LONDON (Reuters) - Deforestation in Malaysia and the changes it causes to the environment are highly likely to be to blame for a steep rise in human cases of a type of malaria usually found in monkeys, scientists said on Thursday.
The mosquito-borne disease, known as Plasmodium knowlesi malaria, is common in forest-dwelling macaque monkeys and was only recently found for the first time in people, the scientists said in a study of the issue.
Yet with widespread deforestation alongside rapid oil palm and other agricultural expansion, the disease has now become the most common form of human malaria in many areas of Malaysia, they said, and has been reported across southeast Asia.
In research published in the Emerging Infectious Diseases journal, scientists led by Kimberly Fornace of the London School of Hygiene and Tropical Medicine said their analysis showed that changes in the way land is used is a key driver in the emergence of P. knowlesi in people.

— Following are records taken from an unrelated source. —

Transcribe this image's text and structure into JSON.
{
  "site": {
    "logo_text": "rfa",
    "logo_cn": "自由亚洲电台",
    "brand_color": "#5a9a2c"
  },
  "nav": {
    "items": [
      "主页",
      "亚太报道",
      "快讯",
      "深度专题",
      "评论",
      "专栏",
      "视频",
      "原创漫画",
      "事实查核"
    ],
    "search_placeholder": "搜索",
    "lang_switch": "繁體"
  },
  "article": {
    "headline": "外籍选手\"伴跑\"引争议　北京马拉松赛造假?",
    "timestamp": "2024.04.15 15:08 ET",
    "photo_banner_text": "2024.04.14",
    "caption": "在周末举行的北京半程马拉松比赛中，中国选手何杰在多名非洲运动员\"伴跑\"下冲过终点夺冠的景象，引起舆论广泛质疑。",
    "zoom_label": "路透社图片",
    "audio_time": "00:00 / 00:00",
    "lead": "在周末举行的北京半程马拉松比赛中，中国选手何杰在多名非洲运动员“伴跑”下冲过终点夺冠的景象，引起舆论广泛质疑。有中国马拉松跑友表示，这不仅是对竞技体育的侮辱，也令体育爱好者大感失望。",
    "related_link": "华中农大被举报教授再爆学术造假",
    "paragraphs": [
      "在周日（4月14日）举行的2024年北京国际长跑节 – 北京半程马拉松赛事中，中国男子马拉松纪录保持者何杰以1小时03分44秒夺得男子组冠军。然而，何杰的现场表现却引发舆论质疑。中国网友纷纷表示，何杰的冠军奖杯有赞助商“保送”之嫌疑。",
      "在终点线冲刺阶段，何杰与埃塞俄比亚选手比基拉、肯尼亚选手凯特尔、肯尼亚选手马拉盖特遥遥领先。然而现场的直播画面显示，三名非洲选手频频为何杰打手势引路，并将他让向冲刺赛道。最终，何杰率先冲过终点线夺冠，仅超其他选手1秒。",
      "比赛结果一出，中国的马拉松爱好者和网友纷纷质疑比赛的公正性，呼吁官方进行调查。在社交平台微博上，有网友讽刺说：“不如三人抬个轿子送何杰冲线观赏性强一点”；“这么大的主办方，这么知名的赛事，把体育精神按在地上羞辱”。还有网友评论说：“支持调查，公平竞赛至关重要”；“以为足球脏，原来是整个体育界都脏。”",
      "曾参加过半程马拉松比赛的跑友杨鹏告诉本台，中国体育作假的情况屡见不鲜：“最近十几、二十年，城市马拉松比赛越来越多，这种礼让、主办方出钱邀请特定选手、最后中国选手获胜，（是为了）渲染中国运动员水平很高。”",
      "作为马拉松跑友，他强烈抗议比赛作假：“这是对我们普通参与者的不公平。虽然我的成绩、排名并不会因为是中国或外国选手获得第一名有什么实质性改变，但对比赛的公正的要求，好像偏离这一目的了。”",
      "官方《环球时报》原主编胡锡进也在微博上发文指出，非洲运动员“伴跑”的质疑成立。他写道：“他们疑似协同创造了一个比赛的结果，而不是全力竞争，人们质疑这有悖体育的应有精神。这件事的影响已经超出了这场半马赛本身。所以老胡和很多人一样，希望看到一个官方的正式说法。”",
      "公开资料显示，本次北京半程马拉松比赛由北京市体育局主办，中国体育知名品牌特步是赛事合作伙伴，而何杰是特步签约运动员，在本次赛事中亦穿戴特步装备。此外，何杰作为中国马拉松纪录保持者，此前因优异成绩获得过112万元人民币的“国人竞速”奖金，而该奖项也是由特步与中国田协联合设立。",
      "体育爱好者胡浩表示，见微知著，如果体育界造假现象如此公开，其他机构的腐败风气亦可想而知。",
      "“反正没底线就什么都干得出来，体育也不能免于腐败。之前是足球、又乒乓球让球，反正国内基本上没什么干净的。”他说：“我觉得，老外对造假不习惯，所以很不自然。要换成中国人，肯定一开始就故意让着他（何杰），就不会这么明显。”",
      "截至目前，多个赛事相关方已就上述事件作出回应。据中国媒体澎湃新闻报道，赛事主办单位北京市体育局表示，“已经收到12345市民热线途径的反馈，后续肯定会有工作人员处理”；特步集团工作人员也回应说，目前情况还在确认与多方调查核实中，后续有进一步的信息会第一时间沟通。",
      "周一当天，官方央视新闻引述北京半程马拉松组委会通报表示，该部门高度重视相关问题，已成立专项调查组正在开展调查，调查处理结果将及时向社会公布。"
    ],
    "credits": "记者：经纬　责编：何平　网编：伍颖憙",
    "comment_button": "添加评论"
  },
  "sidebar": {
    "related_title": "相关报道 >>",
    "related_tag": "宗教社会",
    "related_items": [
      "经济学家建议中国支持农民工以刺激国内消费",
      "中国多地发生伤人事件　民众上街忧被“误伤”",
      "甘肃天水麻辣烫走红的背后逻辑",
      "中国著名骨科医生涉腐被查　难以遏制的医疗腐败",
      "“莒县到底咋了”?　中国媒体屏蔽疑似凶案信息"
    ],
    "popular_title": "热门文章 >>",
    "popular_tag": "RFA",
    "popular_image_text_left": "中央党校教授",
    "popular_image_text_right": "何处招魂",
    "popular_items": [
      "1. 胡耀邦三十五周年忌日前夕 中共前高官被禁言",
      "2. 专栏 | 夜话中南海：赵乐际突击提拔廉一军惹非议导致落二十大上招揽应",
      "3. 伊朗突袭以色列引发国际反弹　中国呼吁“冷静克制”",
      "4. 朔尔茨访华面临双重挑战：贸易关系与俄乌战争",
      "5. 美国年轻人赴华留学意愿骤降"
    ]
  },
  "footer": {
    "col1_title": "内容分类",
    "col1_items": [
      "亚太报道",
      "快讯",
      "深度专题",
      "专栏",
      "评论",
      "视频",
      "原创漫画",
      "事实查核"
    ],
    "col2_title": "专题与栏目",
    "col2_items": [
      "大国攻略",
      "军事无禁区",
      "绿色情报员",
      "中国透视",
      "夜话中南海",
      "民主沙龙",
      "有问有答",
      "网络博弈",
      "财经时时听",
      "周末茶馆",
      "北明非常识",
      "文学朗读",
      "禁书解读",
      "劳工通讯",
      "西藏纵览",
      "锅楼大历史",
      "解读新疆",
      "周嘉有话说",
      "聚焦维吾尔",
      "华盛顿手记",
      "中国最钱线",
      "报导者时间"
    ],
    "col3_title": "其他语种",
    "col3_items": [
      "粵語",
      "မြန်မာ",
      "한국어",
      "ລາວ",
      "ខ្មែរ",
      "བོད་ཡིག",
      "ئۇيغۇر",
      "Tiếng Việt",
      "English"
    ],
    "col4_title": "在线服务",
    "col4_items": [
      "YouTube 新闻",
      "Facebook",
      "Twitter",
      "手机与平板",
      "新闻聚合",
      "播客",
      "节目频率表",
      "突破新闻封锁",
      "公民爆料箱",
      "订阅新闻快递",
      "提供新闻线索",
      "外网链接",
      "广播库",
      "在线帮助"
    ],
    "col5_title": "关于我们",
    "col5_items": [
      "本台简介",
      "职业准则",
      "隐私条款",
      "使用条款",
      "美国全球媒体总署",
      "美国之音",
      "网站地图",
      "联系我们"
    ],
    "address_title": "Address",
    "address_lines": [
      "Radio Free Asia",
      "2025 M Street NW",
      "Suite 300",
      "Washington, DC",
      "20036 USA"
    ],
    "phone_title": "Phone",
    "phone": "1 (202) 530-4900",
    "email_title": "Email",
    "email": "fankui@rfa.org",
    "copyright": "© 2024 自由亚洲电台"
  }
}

"The dramatic rise in the number of P. knowlesi malaria cases in humans in Malaysia in the past ten years has been most common in areas with deforestation, as well as areas that are close to patches of forest where humans, macaques and mosquitoes are coming into closer and more frequent contact," said Fornace.
She said this suggests there is a higher risk of P. knowlesi transmission in areas where land use is changing.
"This knowledge will help focus efforts on these areas and also predict and respond to future outbreaks," she added. "We view deforestation as having distinct public health consequences which need to be urgently addressed."
The study focused on Malaysia's Kudat and Kota Marudu districts, covering an area of more than 3,000 square kilometres with a population of approximately 120,000 people.
Fornace's team used hospital records for 2008-2012 to collect data on the number of P. knowlesi cases from villages in the districts.
Satellite data helped the team to map the local forest, land use and environmental changes around 450 villages to correlate how these changes might affect human infection.
They found the number of P. knowlesi cases was strongly linked to deforestation around the villages.
This could be explained by a number of factors, they said, including people working in tree clearance and agriculture having closer contact with forest areas where macaques and mosquitoes live. Macaque populations are also becoming more densely concentrated in forests where people work.
(Reporting by Kate Kelland; Editing by Tom Heneghan)